Seeing history on display in such an inviting setting would build good will for the fire department among multiple generations of potential volunteers.
A measure of comfort
On the surface, some municipal building types do not lend themselves to engagement with the community. The medical examiner’s office, for example, is mostly composed of windowless lab space for conducting medical investigations. However, the small public spaces that are part of a medical examiner’s facility serve an outsized role in community engagement. Designed well, they help cities show a caring face and make a difference in the lives of citizens.
The public areas of a medical examiner’s office are unique among civic spaces. They host citizens on what might be the worst days of their lives. Bereaved people arrive with the unenviable task of identifying a body – often that of a loved one. They enter in an emotionally vulnerable state, possibly in shock, and certainly with a high level of anxiety. The design of these areas requires a delicate, compassionate hand.

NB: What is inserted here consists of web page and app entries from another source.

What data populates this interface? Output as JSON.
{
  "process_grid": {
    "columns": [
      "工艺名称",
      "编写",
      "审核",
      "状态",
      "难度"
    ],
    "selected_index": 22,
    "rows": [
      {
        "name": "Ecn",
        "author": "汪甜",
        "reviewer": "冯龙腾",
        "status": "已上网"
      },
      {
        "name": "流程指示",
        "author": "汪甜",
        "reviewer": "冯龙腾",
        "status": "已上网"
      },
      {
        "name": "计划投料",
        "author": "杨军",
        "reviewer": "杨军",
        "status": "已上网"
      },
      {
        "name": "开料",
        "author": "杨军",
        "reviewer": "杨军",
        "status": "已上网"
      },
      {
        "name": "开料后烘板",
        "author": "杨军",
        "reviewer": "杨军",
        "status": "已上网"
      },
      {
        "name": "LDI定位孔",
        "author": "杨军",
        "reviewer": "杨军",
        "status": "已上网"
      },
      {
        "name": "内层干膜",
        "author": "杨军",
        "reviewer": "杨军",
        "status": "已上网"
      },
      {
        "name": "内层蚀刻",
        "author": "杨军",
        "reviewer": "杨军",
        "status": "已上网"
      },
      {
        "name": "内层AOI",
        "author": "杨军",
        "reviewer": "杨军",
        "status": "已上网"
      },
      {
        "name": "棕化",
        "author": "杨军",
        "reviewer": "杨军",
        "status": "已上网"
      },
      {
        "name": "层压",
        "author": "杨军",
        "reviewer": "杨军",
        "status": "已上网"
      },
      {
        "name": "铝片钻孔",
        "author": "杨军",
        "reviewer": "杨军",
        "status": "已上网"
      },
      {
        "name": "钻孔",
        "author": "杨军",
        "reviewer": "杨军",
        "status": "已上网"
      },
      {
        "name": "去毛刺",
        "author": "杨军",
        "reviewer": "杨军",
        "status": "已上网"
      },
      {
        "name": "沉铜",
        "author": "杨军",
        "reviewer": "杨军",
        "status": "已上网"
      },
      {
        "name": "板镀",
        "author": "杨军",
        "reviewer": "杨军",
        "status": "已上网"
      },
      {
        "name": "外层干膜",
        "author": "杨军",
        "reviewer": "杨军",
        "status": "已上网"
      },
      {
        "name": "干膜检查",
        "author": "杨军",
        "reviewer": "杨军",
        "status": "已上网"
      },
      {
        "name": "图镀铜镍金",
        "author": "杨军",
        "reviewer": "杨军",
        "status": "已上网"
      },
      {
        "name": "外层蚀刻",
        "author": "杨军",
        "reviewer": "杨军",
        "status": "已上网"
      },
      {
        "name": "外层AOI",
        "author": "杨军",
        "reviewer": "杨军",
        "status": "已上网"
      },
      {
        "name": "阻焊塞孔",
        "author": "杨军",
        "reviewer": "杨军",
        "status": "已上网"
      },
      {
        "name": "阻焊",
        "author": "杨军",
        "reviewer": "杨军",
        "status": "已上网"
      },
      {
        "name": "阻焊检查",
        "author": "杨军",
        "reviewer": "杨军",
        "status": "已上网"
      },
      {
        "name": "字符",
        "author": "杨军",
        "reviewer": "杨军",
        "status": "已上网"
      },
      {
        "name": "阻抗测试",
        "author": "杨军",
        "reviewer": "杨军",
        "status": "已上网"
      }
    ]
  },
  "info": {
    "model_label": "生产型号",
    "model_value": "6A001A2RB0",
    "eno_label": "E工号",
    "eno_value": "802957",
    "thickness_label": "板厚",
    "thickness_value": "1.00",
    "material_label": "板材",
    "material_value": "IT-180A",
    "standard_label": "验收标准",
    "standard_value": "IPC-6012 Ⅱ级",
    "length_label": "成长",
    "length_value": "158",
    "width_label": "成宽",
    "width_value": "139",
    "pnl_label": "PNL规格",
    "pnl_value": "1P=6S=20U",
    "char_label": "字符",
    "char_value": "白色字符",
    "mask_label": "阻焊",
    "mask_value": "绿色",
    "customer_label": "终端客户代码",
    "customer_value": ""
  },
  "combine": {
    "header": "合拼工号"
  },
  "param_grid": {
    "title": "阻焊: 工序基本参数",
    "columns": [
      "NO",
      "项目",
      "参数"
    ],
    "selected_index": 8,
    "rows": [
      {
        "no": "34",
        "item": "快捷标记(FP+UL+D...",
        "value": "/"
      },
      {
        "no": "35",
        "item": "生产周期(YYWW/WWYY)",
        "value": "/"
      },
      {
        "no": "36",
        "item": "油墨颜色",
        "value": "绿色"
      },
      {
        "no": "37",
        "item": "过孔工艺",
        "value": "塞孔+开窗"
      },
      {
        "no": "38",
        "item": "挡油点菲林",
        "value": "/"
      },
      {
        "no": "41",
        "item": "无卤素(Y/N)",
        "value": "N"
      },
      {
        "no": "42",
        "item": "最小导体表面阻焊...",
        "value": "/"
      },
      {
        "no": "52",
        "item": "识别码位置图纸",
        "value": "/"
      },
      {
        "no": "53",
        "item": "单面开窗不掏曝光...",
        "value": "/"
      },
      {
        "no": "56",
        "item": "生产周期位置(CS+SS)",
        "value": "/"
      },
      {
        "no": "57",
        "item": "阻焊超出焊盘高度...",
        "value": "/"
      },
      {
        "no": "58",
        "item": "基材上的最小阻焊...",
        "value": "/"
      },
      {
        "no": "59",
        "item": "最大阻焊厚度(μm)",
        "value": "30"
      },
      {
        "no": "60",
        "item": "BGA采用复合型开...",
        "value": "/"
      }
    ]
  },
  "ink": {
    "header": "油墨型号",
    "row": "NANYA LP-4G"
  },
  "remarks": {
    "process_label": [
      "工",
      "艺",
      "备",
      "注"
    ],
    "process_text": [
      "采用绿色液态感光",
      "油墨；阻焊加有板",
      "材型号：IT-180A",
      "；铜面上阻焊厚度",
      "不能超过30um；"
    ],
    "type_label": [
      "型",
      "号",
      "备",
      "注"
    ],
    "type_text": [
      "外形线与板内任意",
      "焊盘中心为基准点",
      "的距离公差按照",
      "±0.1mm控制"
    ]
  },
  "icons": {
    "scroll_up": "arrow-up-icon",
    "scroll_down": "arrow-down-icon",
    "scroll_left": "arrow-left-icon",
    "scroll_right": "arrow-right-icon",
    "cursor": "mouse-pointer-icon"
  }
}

The Hennepin County Medical Examiner Facility is designed to offer members of the public a measure of emotional comfort in the midst of hardship. Beginning with the landscape, visitors are surrounded by nature, shepherded toward the front door by a short retaining wall evokes a memorial. Copper overhanging the entrance and wooden detailing immediately bring a sense of warmth to the visitor and signify entry. Upon entering the lobby, the visitor’s views are reoriented to the exterior, toward a specimen oak tree. Waiting room seating looks out on this tree, growing amid a field of native grasses, creating a moment of quiet contemplation in an otherwise stressful process.
At its simplest level, a city provides a service. The better public servants can connect with the people they serve, the better the community will function. Architecture facilitates those connections in many ways – by giving city governments a physical identity, by creating inviting settings for citizens to participate in public life, and by communicating, in ways big and small, the values we live by. The designer’s fundamental role is to deliver a functional, efficient facility, but it goes beyond that. Our real challenge is to deliver more value without adding more cost, creating spaces that embrace, and are embraced by, the communities that fund and use them.
About the author
Daniel Yudchitz, AIA, NCARB, LEED AP, is a senior design architect in LEO A DALY’s Minneapolis studio. He can be reached at DLYudchitz@leoadaly.com.